Activity >> The lines to be copied are those below that contain "success".
Data section Block Start
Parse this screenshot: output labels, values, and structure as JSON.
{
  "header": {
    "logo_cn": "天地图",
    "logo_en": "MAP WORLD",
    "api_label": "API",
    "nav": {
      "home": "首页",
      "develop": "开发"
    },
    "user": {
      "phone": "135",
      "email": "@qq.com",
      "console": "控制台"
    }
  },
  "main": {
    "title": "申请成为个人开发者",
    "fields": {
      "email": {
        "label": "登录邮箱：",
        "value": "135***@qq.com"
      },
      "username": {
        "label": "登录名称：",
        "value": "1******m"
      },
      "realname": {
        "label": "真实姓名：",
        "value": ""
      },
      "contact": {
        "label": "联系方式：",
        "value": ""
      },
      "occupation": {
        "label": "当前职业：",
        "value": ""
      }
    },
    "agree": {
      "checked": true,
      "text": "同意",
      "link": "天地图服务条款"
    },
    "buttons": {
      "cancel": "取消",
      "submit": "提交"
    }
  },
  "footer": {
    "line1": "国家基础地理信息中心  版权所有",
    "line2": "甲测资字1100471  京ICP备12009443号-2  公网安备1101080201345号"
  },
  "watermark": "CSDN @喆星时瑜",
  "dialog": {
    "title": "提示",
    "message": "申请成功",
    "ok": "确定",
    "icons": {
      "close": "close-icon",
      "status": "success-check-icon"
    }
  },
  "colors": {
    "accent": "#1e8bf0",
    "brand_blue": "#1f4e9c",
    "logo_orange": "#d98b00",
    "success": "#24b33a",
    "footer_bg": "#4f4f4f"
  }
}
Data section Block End
Exercise answer >>
      "status": "success-check-icon"
    "success": "#24b33a",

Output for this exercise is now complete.